**EXERCISE DESCRIPTION:**
Would you go through the records below and copy each line with the string "civilizations"?

**MATERIAL FOR THIS EXERCISE:**
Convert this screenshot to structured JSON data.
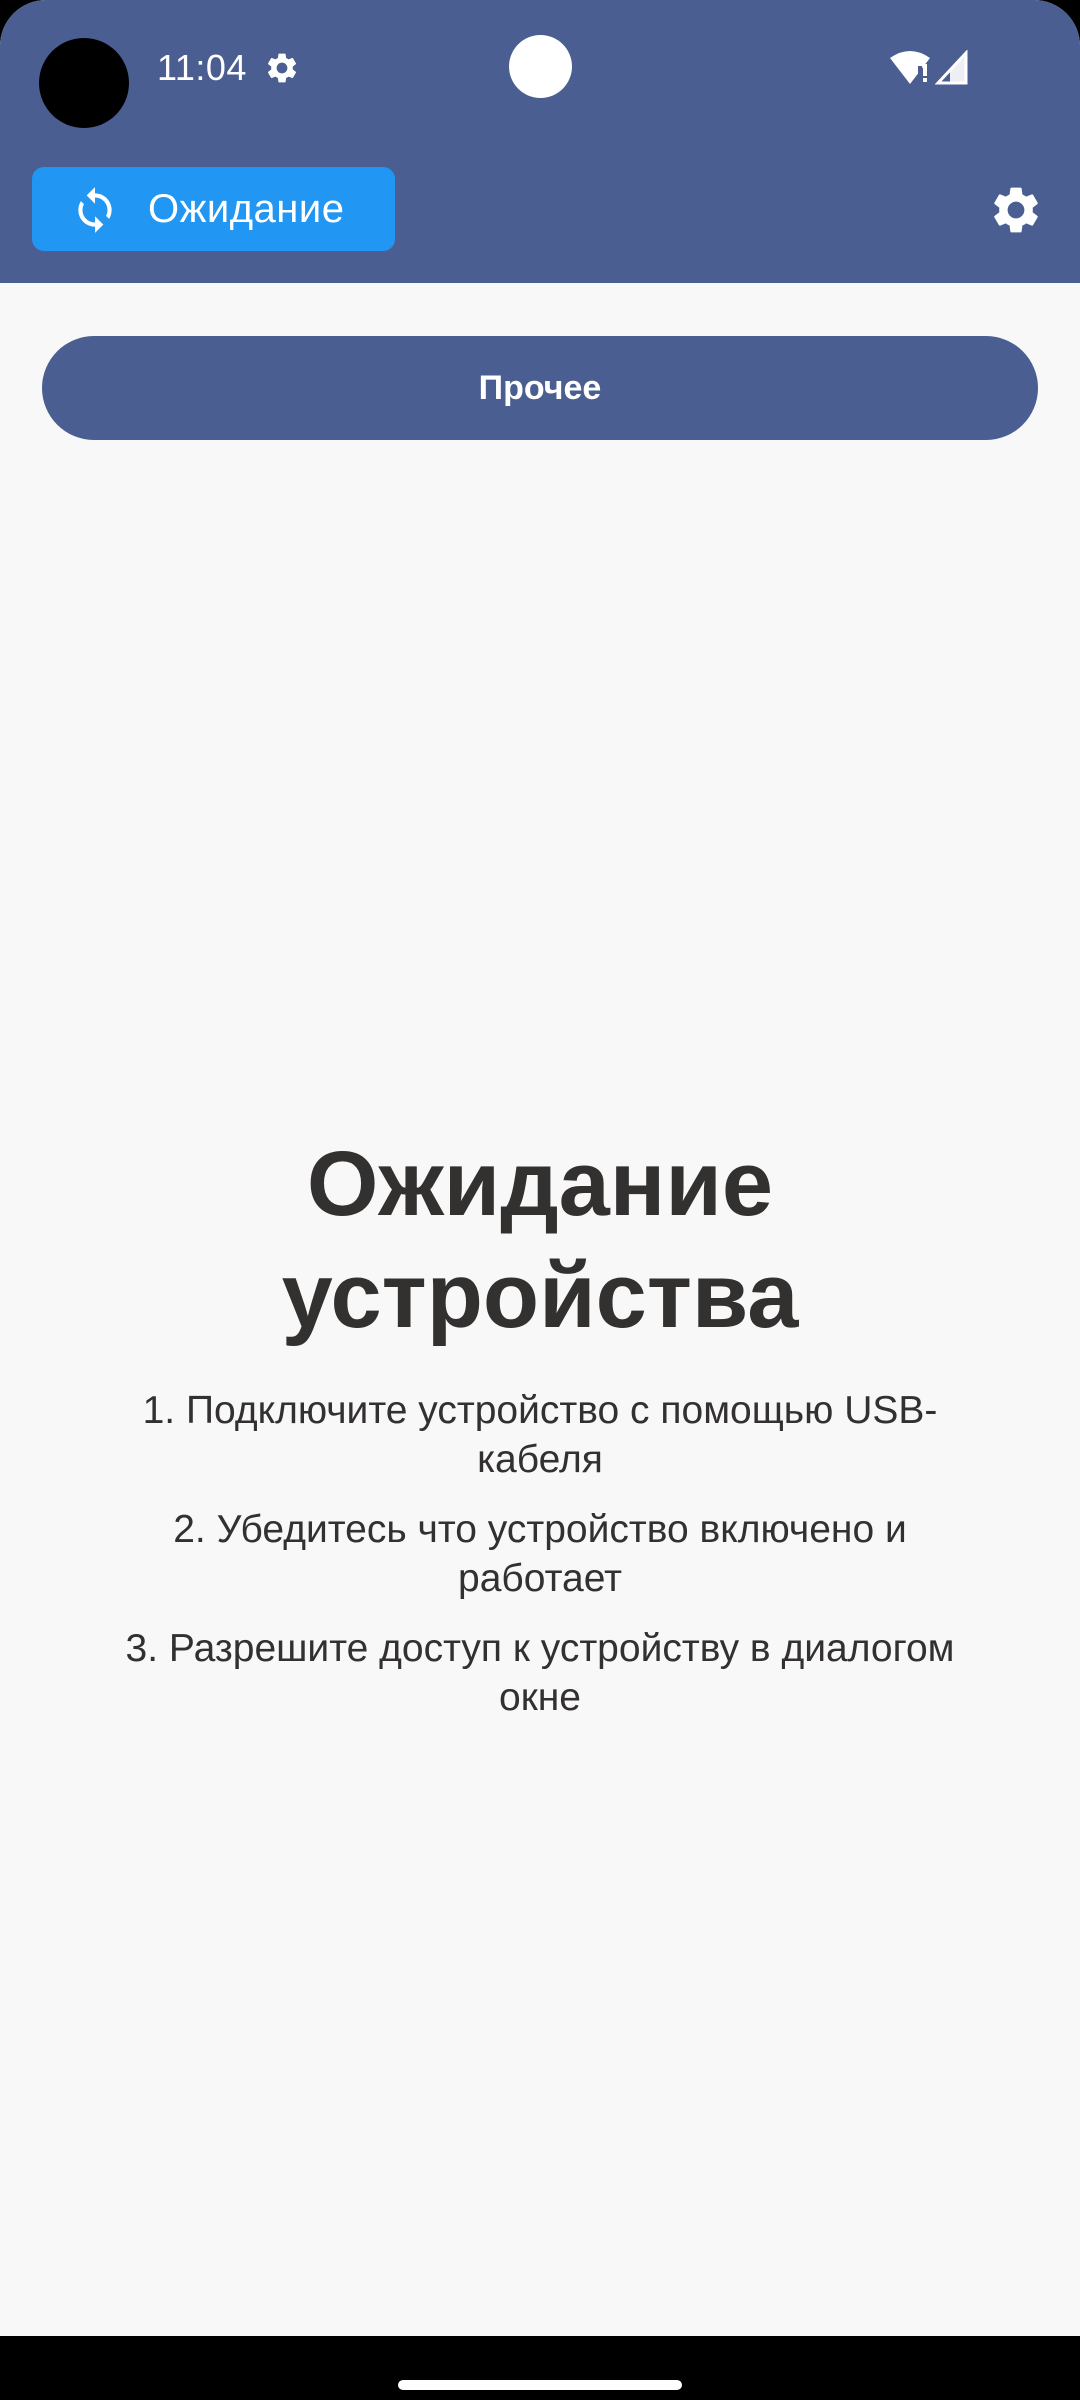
{
  "status_bar": {
    "time": "11:04",
    "icons": [
      "camera-cutout",
      "settings-gear-icon",
      "wifi-alert-icon",
      "cellular-signal-icon"
    ]
  },
  "app_bar": {
    "status_chip": {
      "label": "Ожидание",
      "icon": "sync-icon",
      "color": "#2196f3"
    },
    "settings_icon": "settings-icon",
    "background_color": "#4a5e92"
  },
  "other_button": {
    "label": "Прочее"
  },
  "main": {
    "title": "Ожидание устройства",
    "instructions": [
      "1. Подключите устройство с помощью USB-кабеля",
      "2. Убедитесь что устройство включено и работает",
      "3. Разрешите доступ к устройству в диалогом окне"
    ]
  },
  "colors": {
    "primary": "#4a5e92",
    "accent": "#2196f3",
    "background": "#f8f8f8",
    "text": "#333030"
  }
}
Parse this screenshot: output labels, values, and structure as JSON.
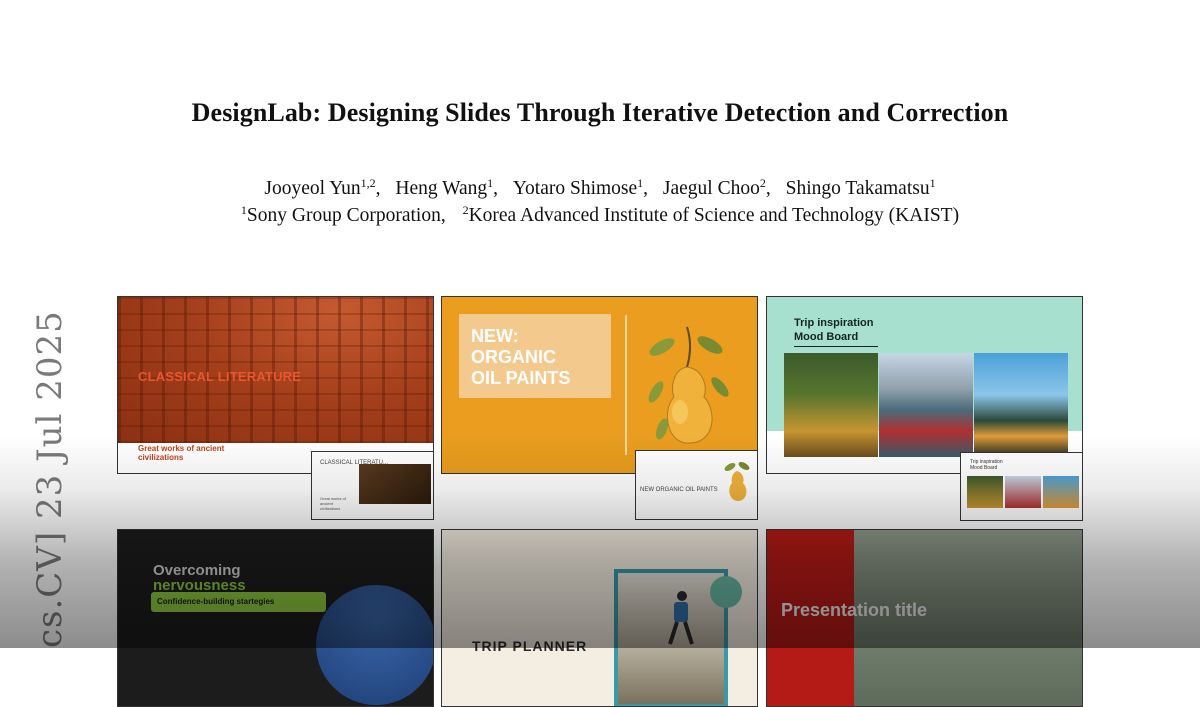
{
  "paper": {
    "title": "DesignLab: Designing Slides Through Iterative Detection and Correction",
    "authors": [
      {
        "name": "Jooyeol Yun",
        "sup": "1,2"
      },
      {
        "name": "Heng Wang",
        "sup": "1"
      },
      {
        "name": "Yotaro Shimose",
        "sup": "1"
      },
      {
        "name": "Jaegul Choo",
        "sup": "2"
      },
      {
        "name": "Shingo Takamatsu",
        "sup": "1"
      }
    ],
    "affiliations": [
      {
        "sup": "1",
        "name": "Sony Group Corporation,"
      },
      {
        "sup": "2",
        "name": "Korea Advanced Institute of Science and Technology (KAIST)"
      }
    ],
    "arxiv_stamp": "cs.CV]  23 Jul 2025"
  },
  "figure": {
    "slides": [
      {
        "title": "CLASSICAL LITERATURE",
        "subtitle": "Great works of ancient civilizations",
        "thumb_title": "CLASSICAL LITERATU...",
        "thumb_sub": "Great works of ancient civilizations"
      },
      {
        "title_lines": [
          "NEW:",
          "ORGANIC",
          "OIL PAINTS"
        ],
        "thumb_title": "NEW ORGANIC OIL PAINTS"
      },
      {
        "title_lines": [
          "Trip inspiration",
          "Mood Board"
        ],
        "thumb_title_lines": [
          "Trip inspiration",
          "Mood Board"
        ]
      },
      {
        "title_lines": [
          "Overcoming",
          "nervousness"
        ],
        "pill": "Confidence-building startegies"
      },
      {
        "title": "TRIP PLANNER"
      },
      {
        "title": "Presentation title"
      }
    ]
  },
  "colors": {
    "s1_red": "#a33e1a",
    "s2_orange": "#ea9d1e",
    "s3_mint": "#a7e0ce",
    "s4_green": "#8cc63e",
    "s6_red": "#b41a16"
  }
}
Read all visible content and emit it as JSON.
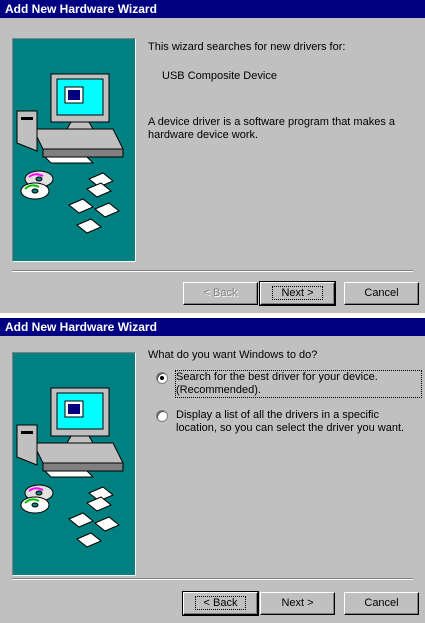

**THE COMPLETED TASK:**
        "subtitle": "Great works of ancient civilizations",
        "thumb_sub": "Great works of ancient civilizations"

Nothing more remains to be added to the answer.